Pain management is often considered the domain of a medical specialty called Palliative Care. The word palliative comes from the Latin word for “cloaking,” which is another way of saying, “care that covers your pain.” Palliative care, which is often provided in a hospice setting, might be considered a much bigger Band-Aid for a much more complex experience of pain.
Assessing Your Pain
One of the founders of modern hospice and palliative care, Dr. Cicely Saunders, describes the pain associated with the dying process as “total pain,” which includes physical pain, emotional pain, interpersonal conflict, and disbelief that the end has come. Physicians, nurses, and other caregivers will help tend to the multiple challenges of pain through constant assessment. Just like Mom and Dad used to ask, your care team will frequently ask, “Where does it hurt?” and “how much does it hurt?” and questions similar to these in order to help them understand your pain and determine the best course of treatment. Your caregivers will seek to assess and manage pre-existing, chronic pain, new pain that emerges, and even your psychological distress. For more useful resources on pain management, review:
Use of Medicine
Among the greatest concerns patients and their families often face at the end of life is how to make decisions regarding prescription and non-prescription drugs.

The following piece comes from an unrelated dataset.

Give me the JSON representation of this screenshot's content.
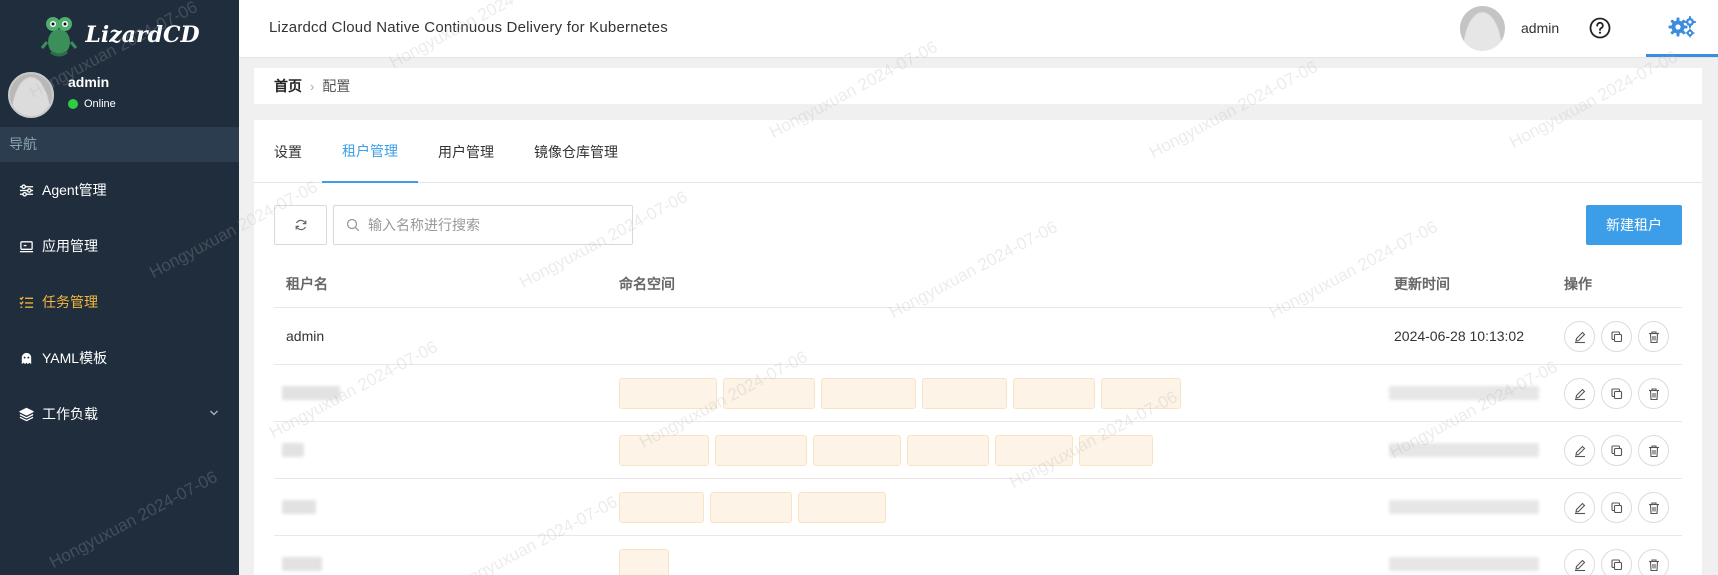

Your care team can provide Tylenol or other over-the-counter drugs, but chances are, they will offer much stronger medications to manage your much more complex pain symptoms. You may hear about and receive opioids, including the commonly prescribed morphine for pain management. The care team will responsibly offer you appropriate dosage and will also modify your dose as needed and help you to manage side effects of the medication. For more on prescription and non-prescription drug use, please read:
A quality hospice and palliative care team or center is likely to have non-pharmaceutical treatments available to help you or your loved one face the challenges of pain management at the end of life. For example, art and music therapy are frequently an option. Scientific and alternative studies alike have demonstrated that trained music therapists can help redirect and calm the effects of pain providing astonishing relief to those who suffer.
Renowned thanatologist (a person who studies death, dying, and associated practices) Therese Schroeder-Sheker uses both vocal and harp music to soothe patients. Schroeder-Sheker writes, “[the patient] may have excellent pain medication for tumors or degenerative conditions, but may be struggling with emotional, mental or spiritual anguish.” She brings music to sufferers bedside which slows pounding hearts, calms breathing, and allows those who have struggled against end of life pain symptoms to enter calm, restorative sleep.
Additionally, both leaders and members of your faith community are also usually able to visit as a vital part of end-of-life care. Prayer, meditation, hand-holding, chanting, and other faith-related rituals often draw those at the end-of-life into the familiar space of community and religious practices that have given comfort in life up until the end. If you do not have a faith community, ask your hospice and palliative care providers for referrals.
Life Goals: The Ultimate Challenge
Your hospice and palliative care team, along with your loved ones, see your pain management goals as a means to living your best, most vibrant life up until the very end. Whether it’s medication or alternative therapies, the most significant challenge your caregivers will face is helping you to identify the most important aspects of your last months, weeks, or days. Perhaps you are willing to manage some pain with less powerful drug doses for the sake of being awake and alert when your grandchildren visit. It may be that you want treatments to support you in getting good rest for the week leading up to a wedding you were anxious to attend. You may want treatment to focus on your anxiety and depression surrounding the end of life.
Whatever your goals are, communicate them clearly or talk through your thoughts with your care team so that your pain can be managed toward the best possible outcomes that bring you and your loved ones deep satisfaction in all your moments together.
Contact Harbr Light Hospice Today
Pain relief at the end of life is a priority and challenge for you and your entire healthcare team, professionals and loved ones alike. There are resources for you to explore the best pain management options available. Please contact Harbor Light Hospice for more information on how hospice or palliative care can benefit you or a loved one.